Almost the entire upper portion of the 2.5 cm wide coral is a mouth, meaning that it is able to consume much larger prey than most other hard coral species. Being a coral which lives deep, this is an advantage as there is less light available at depth to power photosynthesis for the coral’s symbiotic algae. These corals thus rely more on predation than the functionally autotrophic corals of the shallow oceans. But what exactly do they eat is a question that is still being answered. Recently, on the island of Koh Tao in the Gulf of Thailand, the corals have been observed eating salps, an observation that was recently published in the Journal of Marine Biodiversity.
Coral reefs around the world are being lost at an alarming rate due to the localized effects of human activities, natural causes, and the global effects of climate change. One of the more unique methods used to restore and preserve corals in the face of oceans that are becoming warmer and more acidic is the use of electric artificial reefs, or Biorocks™. Biorocks™, or mineral accretion devices, were invented by Dr. Wolf Hilbertz, and use a process of sea electrolysis to improve the growing conditions for hard corals and other marine life. On these electrified structures, corals and other animals grow faster, and can better survive problems such as temperature changes, disease, predation, or ocean acidification. Corals growing on the devices not only are healthier than their natural counterparts, but also have a higher reproductive output – meaning more larvae to seed and restore damaged coral reefs nearby.

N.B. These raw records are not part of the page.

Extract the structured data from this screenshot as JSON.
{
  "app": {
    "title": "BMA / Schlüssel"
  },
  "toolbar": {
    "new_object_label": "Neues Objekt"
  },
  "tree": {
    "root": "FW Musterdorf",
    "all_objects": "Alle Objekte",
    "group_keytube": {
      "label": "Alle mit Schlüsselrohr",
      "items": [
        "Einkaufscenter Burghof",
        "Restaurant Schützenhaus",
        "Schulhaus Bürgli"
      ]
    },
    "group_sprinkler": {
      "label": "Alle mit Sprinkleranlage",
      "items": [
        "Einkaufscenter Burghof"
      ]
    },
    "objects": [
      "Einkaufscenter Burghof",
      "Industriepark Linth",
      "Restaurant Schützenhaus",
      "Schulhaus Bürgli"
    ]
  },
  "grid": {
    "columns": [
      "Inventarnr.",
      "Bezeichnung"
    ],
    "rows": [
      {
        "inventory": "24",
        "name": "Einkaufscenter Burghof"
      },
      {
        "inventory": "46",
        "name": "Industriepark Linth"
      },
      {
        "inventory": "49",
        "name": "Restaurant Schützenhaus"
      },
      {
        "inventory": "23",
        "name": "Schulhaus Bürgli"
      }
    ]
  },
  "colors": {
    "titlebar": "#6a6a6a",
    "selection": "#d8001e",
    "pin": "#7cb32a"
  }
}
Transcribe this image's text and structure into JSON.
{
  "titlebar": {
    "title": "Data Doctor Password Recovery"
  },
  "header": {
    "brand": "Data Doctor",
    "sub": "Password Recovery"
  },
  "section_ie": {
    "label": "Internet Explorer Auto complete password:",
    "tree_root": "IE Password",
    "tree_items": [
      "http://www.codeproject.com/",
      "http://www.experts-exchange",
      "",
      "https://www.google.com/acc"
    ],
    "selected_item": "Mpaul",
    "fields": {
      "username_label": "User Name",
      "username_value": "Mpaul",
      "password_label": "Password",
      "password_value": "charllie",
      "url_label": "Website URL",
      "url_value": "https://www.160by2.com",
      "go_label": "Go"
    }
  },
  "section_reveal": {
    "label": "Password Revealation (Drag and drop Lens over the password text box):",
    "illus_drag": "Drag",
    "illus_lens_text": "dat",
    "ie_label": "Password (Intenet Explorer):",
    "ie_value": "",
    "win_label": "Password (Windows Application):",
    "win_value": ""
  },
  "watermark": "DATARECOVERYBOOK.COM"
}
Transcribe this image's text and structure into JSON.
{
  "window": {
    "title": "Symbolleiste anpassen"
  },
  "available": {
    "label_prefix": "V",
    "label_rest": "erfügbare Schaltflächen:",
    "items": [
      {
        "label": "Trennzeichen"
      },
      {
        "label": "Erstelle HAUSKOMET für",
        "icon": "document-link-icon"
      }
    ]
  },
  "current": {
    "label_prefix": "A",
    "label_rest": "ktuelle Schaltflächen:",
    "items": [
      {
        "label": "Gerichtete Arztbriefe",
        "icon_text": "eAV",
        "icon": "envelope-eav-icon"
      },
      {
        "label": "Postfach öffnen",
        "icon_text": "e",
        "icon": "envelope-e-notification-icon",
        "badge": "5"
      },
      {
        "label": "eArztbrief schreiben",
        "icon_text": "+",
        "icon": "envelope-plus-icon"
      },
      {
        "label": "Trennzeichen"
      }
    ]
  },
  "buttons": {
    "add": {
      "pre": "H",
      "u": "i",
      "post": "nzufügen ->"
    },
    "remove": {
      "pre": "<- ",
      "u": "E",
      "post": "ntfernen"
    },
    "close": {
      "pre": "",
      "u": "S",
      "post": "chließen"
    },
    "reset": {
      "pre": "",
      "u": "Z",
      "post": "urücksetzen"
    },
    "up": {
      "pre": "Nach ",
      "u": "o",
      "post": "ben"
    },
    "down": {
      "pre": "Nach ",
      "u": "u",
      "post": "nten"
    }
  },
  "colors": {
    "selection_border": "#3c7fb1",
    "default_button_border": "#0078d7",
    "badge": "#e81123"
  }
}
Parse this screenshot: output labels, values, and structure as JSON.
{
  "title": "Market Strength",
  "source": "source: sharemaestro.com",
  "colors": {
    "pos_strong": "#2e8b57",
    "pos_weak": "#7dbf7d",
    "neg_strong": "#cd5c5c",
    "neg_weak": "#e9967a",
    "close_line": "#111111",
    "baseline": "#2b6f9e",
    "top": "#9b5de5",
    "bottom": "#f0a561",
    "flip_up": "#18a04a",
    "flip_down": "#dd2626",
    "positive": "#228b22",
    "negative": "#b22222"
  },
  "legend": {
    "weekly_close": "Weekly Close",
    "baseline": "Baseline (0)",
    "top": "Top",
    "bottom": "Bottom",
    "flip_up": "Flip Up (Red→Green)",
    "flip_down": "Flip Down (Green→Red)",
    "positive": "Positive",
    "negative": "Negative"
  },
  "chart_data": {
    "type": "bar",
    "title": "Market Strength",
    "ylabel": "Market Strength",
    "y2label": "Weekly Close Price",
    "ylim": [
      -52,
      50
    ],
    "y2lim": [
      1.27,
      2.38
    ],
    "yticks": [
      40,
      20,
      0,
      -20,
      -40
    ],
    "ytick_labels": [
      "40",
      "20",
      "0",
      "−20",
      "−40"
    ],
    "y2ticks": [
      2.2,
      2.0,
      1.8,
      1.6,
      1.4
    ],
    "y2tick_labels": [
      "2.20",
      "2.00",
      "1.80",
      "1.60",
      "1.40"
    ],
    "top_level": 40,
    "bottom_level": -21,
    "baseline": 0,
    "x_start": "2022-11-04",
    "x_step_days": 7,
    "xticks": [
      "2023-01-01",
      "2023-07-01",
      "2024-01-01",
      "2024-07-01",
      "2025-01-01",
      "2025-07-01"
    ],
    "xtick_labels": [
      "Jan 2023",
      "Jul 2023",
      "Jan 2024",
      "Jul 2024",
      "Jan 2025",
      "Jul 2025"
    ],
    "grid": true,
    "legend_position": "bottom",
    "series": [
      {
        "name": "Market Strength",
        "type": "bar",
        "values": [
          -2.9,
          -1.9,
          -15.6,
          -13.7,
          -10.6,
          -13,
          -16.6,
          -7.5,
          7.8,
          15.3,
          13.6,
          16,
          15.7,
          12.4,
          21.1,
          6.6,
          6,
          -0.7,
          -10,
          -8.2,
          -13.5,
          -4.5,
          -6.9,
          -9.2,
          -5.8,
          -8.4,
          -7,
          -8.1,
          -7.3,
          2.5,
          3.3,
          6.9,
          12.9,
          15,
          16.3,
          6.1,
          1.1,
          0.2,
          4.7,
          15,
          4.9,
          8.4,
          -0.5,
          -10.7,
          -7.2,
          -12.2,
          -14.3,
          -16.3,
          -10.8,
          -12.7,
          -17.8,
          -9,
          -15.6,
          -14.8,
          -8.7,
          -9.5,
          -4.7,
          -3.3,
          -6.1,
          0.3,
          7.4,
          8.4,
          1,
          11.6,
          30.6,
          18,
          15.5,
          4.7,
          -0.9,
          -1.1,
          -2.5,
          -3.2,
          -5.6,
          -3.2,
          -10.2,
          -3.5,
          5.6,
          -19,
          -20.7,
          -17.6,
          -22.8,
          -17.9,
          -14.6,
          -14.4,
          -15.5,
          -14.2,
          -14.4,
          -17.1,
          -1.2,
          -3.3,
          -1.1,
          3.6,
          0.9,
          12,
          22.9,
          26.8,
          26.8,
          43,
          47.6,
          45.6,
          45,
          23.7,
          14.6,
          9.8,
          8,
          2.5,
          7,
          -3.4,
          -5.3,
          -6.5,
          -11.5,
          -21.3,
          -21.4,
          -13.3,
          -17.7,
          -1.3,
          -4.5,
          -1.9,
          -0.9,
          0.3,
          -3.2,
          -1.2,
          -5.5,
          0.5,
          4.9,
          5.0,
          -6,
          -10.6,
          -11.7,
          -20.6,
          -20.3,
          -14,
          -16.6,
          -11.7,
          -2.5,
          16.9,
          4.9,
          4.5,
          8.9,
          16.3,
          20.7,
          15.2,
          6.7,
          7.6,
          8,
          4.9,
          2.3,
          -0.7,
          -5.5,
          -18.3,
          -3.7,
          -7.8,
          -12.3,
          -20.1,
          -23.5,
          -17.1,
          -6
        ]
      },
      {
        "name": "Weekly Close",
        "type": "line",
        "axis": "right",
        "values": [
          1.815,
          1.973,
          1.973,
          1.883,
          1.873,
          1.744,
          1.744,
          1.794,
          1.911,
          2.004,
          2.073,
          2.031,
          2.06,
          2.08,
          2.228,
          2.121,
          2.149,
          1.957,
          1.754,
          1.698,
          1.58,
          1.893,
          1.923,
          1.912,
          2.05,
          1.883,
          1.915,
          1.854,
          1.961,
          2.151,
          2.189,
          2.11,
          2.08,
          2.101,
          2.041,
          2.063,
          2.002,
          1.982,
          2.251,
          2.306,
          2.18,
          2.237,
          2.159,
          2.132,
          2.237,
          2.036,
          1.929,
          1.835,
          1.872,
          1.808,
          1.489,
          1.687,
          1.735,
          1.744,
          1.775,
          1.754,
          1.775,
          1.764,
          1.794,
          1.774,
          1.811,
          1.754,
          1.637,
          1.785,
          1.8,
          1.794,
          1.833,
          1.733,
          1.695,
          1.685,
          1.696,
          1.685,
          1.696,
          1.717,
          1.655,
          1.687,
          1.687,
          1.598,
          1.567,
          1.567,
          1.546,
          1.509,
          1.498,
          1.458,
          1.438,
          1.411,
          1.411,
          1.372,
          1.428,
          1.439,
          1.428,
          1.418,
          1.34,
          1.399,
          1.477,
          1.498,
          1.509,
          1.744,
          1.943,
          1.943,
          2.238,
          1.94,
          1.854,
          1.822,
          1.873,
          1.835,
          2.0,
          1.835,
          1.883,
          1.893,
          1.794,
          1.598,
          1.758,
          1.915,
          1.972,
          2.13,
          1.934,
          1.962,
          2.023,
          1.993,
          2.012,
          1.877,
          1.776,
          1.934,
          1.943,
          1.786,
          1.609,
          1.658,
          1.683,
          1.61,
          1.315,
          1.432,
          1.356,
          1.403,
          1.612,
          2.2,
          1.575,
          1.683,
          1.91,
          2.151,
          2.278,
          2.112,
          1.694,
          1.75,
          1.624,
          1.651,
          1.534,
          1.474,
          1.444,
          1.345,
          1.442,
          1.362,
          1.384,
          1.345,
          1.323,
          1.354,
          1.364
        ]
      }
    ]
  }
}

Although the technique was patented in 1996, the vital technology is not yet widely used around the world. Although the technology is not very complicated, it is more expensive than many other artificial reefs and requires regular maintenance, but that is not the main reason why you may have never seen or even heard of them. One of the major problems with the technology is that up until recently is has remained patented, trademarked, and proprietary information of the Biorock Company. Because of these ownership and patent restrictions, the technology has not been freely available to the reef managers and local communities who could have benefited most from its use. 19 years has essentially been lost, over which time tools that could have helped save reef areas and preserved coral diversity in places around the globe has been forestalled.
From July 3rd – 7th, 2015, the Society for Coastal Ecosystem Studies – Asia Pacific (SCESAP) held its biannual symposium in Bangkok. The Symposium theme was “Biodiversity in Asian Coastal Waters: Looking towards the future”, and members of our NRHCP were privileged to attend and speak.
According to their website, “SCESAP, has been established to advance research and education in the science and management of coastal ecosystems and adjacent environments in the Asia-Pacific region and worldwide, through the promotion of effective cooperation and communication among interested individuals and organizations in the Asia (Indo-Malay) Pacific and elsewhere.”